Would you sell your soul for a can of water? Over 145,000 people already have.
Santa Monica-based startup Liquid Death has been gaining popularity across the country for its heavy metal-themed canned water. This week, the company has announced that it raised $23 million in Series B funding. This new funding round comes just seven months after its $9 million Series A in February.
Liquid Death’s main appeal comes from the brand it’s created. Although its main product is just spring water in a can, the company has leaned heavily into heavy metal imagery and Satanic themes in order to get people talking about its water. The company has a sizable collection of merch that often sells out, a metal album of online hate comments, a “killer” baby name generator, a country club loyalty program that asks members to “legally” sell their soul and several other brand initiatives.

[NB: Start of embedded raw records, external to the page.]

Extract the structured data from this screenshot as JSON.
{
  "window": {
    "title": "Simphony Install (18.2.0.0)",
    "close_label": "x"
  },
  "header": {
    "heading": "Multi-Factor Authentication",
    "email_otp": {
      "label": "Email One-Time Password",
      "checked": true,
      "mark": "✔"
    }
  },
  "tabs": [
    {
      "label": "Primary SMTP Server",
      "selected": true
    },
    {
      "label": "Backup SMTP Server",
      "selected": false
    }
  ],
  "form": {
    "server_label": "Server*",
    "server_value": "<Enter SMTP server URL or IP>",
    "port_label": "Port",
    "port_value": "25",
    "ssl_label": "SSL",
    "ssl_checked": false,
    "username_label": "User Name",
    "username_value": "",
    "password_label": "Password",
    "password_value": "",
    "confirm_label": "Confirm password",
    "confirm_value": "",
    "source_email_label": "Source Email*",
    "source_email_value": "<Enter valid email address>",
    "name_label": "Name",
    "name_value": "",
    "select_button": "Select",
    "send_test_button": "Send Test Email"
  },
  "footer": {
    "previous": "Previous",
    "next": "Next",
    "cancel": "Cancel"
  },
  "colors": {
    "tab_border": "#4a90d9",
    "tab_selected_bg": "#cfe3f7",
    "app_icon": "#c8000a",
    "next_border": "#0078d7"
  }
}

The brand is so strong that over 40 real customers have been tattooed with Liquid Death logos — up from 20 customers in February, according to the company.
But aside from all the fanfare, Liquid Death has seen real retail success. After the company’s last raise, it was focused on getting into more physical stores. Now Liquid Death is carried in thousands of locations across the United States — from bars to tattoo parlors, cafes, liquor stores, Whole Foods and more. Over 1,000 7-Eleven locations in SoCal sell Liquid Death. In addition, the company says it’s setting new records for online sales every month.
This new funding will help the company continue its growth, but in the meantime it’s also focused on sustainability.
Liquid Death makes one of its selling points the fact that water in a can is better for the environment than water in a plastic bottle. To help in its mission for sustainability, the brand has launched its #DeathToPlastic campaign. As part of this initiative, the company donates 10 percent of profits from its canned water sales to charities that fight plastic pollution or help bring clean water to those in need. The company says it’s already donated hundreds of thousands of dollars this year alone.
Investors in the round named by the company include Convivialité Ventures, Fat Mike from the punk band NOFX, sports analyst Pat McAfee and existing investor Velvet Sea Ventures.